  • Make up a fancy calendar and placing stars on the dates that they brushed or by providing tokens or accomplishments.
  • Routine is important- taught in the same place by same method, at the same time of the day.

Total care group

  • Many are profoundly retarded, confined to wheel chairs or bedfast.
  • They will need much individual instruction and help.
  • Many may not be able to use a dentrifice or rinse their mouths with water after brushing.
  • Studies by Smith and Blankship in 1964 and Neibel and Keough in 1972 found the electric brushes superior to conventional tooth brushes. Electric tooth brushes make it easier for the parent or caretaker to master brushing the individuals teeth. The vibration and noise tend to desensitize the patient for future dental appointments if followed by positive reinforcement while the design and colour is motivational.
  • This group will be more difficult to manage. Some persons reach a degree of proficiency that enables them to be promoted to the partial group.

 

Positioning:

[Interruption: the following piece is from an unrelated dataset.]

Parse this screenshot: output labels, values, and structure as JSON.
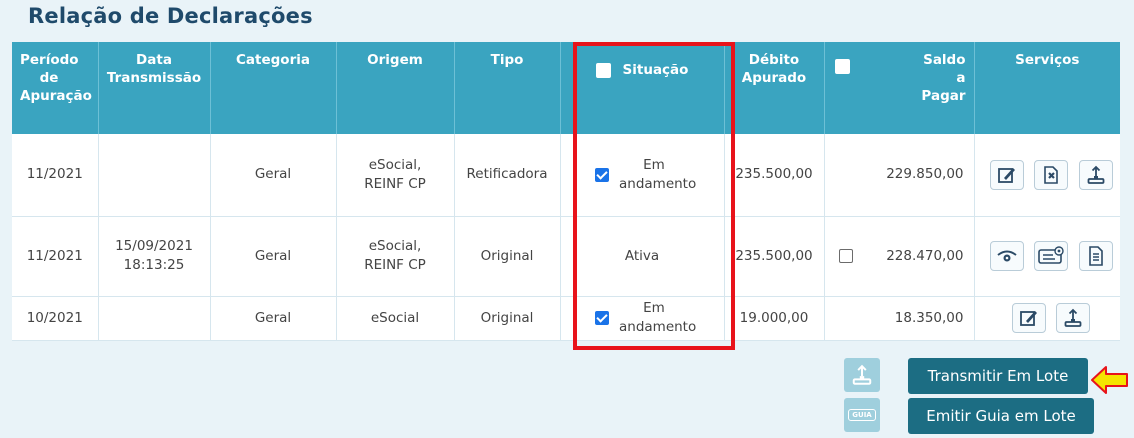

  • In dealing with self care and partial care groups, the most important aspect of developing an effective preventive program is communication.
  • With total care group, in which a second party must provide the care, the most aspect positioning. By providing the caretaker with a clear field of vision of the oral cavity, proper positioning will make it easier to give care and easier to do a proper job.
  • Health professionals, parents, teachers and caretakers assisting these individuals must become familiar with the necessary techniques.

Standing:

With a larger child or an adult the person doing the brushing or flossing may stand behind patient and cradle the patient’s head in one arm, holding the lower jaw open with the same hand and brushing or flossing with the other hand.

In case of extremely uncooperative patients, mouth props or several tongue blades taped together can be used.

Sofa:

Many mothers or caretakers feel more comfortable sitting on a sofa and having the patient lie with his head in the caretakers lap to accomplish the oral hygiene procedures.

Lap:

The toddler or small child can often be easily handled with the parent or caretaker sitting on a chair without arms or on the toilet seat in the bathoom. The child is draoed across the patient’s lap with the head hanging down over one leg slightly to assist in opening the mouth. This position gives a clear view of the oral cavity.

Sitting on the floor:

For difficult to control patient the parents can easily restrain the child and get a clear view of his mouth, still maintaining a comfortable position, by having the child sit on the floor and draping their legs over child’s arms, cradling and stabilizing the child’s head between their legs.

Wheel chair patients:

The same type of procedure can be used as in standing position.; but because of the design of some types of chairs, an alternate approach from the front of the patient may be more effective.

Bedridden patients:

The approach for bedridden patients is somewhat reversal from the positions described above. The patient is approached from the front.